Everyone here knows who George Washington and Abraham Lincoln are, as well we should. The ideals and accomplishments of these two men shaped our nation more than anything else. And while their appearance on our most widely used coins and bills is not the sole source of their fame among all Americans, it certainly helps public awareness that their images are reinforced every time we buy a newspaper or make a call from a pay phone. But do we really need daily reminders of Andrew Jackson, a man of questionable character, or Ulysses S. Grant, a man whose administration was plagued by corruption? Or, for that matter, Alexander Hamilton, who was never even elected President of the United States… Moreover, he died as the result of a duel with a sitting U.S. Vice President which was fought in part over a mistress who was married to neither, an event that makes today’s media-hyped indiscretions pale by comparison?
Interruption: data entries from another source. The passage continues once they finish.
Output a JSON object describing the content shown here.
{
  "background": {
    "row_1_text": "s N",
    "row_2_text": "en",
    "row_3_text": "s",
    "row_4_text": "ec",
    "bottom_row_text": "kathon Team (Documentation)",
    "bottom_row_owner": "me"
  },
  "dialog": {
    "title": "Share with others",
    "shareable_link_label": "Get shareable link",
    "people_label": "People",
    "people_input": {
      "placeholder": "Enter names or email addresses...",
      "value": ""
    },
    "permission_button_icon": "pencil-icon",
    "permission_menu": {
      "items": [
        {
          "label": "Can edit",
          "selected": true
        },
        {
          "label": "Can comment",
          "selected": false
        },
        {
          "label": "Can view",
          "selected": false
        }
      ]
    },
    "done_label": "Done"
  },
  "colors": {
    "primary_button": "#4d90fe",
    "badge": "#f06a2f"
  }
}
Why not put Charles Ives on the money? Or Duke Ellington? Or Amy Beach or Gershwin? How about putting John Cage on the standard form for a government-issued money order, which, after all, is a bill of indeterminate value? Would so doing make people more aware of the rich cultural legacy that American composers have bequeathed to the world?
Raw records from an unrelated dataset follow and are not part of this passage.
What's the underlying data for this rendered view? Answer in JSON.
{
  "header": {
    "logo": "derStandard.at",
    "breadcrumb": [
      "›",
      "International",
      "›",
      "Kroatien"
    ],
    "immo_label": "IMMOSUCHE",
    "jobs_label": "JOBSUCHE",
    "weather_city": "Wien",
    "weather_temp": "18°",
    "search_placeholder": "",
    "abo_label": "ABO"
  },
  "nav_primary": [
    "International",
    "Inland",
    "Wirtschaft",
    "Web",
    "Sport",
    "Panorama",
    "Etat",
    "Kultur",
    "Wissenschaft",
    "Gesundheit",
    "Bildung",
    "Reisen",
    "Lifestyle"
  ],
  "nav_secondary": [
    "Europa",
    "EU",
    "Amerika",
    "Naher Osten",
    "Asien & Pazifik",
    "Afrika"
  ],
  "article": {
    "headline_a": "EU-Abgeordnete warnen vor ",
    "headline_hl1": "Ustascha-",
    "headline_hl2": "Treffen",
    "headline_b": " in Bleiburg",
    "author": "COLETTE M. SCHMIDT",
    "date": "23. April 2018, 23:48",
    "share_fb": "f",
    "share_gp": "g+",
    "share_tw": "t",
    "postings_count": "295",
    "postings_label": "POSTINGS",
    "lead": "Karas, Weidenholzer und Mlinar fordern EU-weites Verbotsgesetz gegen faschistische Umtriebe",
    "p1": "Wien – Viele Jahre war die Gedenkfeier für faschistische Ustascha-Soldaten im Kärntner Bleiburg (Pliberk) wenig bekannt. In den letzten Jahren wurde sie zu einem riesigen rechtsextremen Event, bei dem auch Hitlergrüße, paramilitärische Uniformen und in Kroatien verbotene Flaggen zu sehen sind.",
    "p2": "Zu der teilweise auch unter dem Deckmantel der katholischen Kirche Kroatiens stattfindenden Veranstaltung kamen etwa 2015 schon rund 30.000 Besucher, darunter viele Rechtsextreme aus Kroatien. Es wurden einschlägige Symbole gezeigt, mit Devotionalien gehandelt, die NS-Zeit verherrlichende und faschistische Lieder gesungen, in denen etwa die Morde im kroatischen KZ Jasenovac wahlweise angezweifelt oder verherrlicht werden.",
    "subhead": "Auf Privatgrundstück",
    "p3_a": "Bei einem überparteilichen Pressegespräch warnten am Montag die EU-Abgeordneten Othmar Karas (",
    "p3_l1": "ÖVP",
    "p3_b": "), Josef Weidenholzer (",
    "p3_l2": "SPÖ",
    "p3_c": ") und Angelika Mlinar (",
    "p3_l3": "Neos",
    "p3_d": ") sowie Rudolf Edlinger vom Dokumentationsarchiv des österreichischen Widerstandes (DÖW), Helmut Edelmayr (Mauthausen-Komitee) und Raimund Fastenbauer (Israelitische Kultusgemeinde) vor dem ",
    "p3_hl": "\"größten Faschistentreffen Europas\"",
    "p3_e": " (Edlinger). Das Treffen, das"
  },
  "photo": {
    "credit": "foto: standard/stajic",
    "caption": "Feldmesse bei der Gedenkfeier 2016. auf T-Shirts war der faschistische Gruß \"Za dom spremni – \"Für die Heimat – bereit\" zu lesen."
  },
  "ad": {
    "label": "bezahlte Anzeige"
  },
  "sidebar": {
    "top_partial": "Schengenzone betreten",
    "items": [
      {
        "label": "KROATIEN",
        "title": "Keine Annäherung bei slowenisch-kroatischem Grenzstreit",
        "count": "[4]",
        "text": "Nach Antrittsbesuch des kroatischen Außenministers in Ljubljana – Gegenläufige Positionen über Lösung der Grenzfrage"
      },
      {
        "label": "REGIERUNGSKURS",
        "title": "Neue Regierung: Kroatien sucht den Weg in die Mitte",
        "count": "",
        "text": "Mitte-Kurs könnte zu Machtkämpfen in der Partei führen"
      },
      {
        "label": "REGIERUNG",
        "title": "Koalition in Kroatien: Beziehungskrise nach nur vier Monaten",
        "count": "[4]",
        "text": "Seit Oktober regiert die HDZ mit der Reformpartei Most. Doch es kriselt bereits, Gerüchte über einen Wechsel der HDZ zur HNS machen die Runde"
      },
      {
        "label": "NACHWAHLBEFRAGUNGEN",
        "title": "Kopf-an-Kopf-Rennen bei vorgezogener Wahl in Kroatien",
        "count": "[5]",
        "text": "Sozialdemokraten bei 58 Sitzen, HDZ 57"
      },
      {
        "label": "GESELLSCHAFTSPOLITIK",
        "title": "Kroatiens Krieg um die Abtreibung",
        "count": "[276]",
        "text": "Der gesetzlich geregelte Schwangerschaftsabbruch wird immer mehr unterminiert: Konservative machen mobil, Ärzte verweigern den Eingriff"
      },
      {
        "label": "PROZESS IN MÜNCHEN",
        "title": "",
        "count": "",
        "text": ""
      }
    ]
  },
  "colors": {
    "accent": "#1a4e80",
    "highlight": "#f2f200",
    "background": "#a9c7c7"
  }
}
At the least, there needs to be a greater musical awareness among the people who hold our elected offices. But there also needs to be a greater political awareness on the part of people who make and shape music in this country, the “unsilent minority,” to coin a phrase countering the so-called silent majority. As we enter the homestretch of another Presidential election campaign, we thought it would be valuable to look at the connections between American music and American politics.
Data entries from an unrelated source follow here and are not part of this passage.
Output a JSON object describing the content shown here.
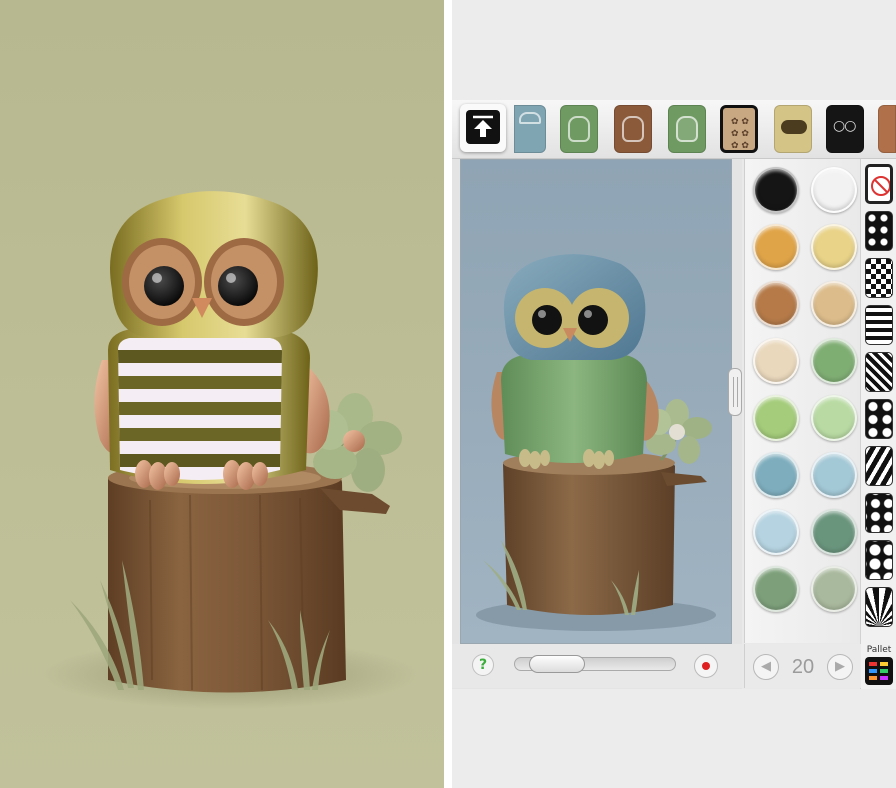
{
  "left_panel": {
    "background": "#bcbc94",
    "owl_body_color": "#c9b85a",
    "belly_stripes": [
      "#5f5a1c",
      "#f4eef4"
    ],
    "flower_color": "#a8b888",
    "stump_color": "#7a5636"
  },
  "right_panel": {
    "toolbar": {
      "upload_icon": "upload-arrow-icon",
      "tiles": [
        {
          "name": "head-shape-1",
          "color": "#7fa5b3"
        },
        {
          "name": "body-shape-1",
          "color": "#6f9a62"
        },
        {
          "name": "body-shape-2",
          "color": "#8a5a3a"
        },
        {
          "name": "body-shape-3",
          "color": "#6f9a62"
        },
        {
          "name": "pattern-tile",
          "color": "#c7a883"
        },
        {
          "name": "eyes-tile",
          "color": "#d4c486"
        },
        {
          "name": "eyes-dark-tile",
          "color": "#151515"
        },
        {
          "name": "extra-tile",
          "color": "#b0714a"
        }
      ],
      "selected_tile": "pattern-tile"
    },
    "viewport": {
      "background": "#97abba",
      "owl_head_color": "#6f94ab",
      "owl_body_color": "#7faa73",
      "owl_face_color": "#c8b976"
    },
    "bottom_bar": {
      "help_label": "?",
      "record_icon": "record-icon"
    },
    "palette": {
      "swatches": [
        [
          "#151515",
          "#f2f2f2"
        ],
        [
          "#e0a448",
          "#e9d388"
        ],
        [
          "#b57a48",
          "#dcbc8a"
        ],
        [
          "#ead8bc",
          "#7fae73"
        ],
        [
          "#a4cc7a",
          "#b9dba3"
        ],
        [
          "#7eaebe",
          "#a3c8d6"
        ],
        [
          "#b5d3e1",
          "#6a957d"
        ],
        [
          "#7da07a",
          "#a9b99d"
        ]
      ],
      "patterns": [
        "none-pattern",
        "dots-pattern",
        "checker-pattern",
        "stripes-pattern",
        "zigzag-pattern",
        "stars-pattern",
        "zebra-pattern",
        "hearts-pattern",
        "flowers-pattern",
        "rays-pattern"
      ],
      "pallet_label": "Pallet",
      "page_number": "20",
      "prev_icon": "arrow-left-icon",
      "next_icon": "arrow-right-icon"
    }
  }
}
We tried to get comments about American music from the Gore, Bush, Nader, Buchanan, and even Hagelin campaigns, but did not get a response from any of them. This is a sobering reminder of what the American new music community must still do in order to get our voices heard. So, instead we offer a cornucopia of music-related comments by the candidates mixed in with some comments of our own and ask you to decide who said what. We offer a HyperHistory of the political leanings of people in various roles in the music industry, from composers and performers to the people behind the scenes who make concert life happen on a daily basis. We’d like to know your views as well.

As our centerpiece, we tested the 42 men who have already held our nation’s highest office on their interest in and knowledge of music of any kind, and found revealing comments by all but 6 of them (one of the missing six was Andrew Jackson, by the way, and the only reference to music made by Grant was inadvertent). We’ve assembled these comments into a virtual fireside chat allowing for a serious yet sometimes amusing comparison of their views.

I often take solace in knowing that a string quartet is attributed to Benjamin Franklin, a really unusual maverick-type piece at that, scored for three violins and cello in unusual tuning and played solely on open strings. Of course Franklin, though an important father of our country, was never elected President of the United States. (Some folks at the time claimed he never got elected because he tinkered with the glass harmonica.) As a composer, though, I’m doubly thrilled that Franklin made it onto the highest bill currently in use, which is as it should be!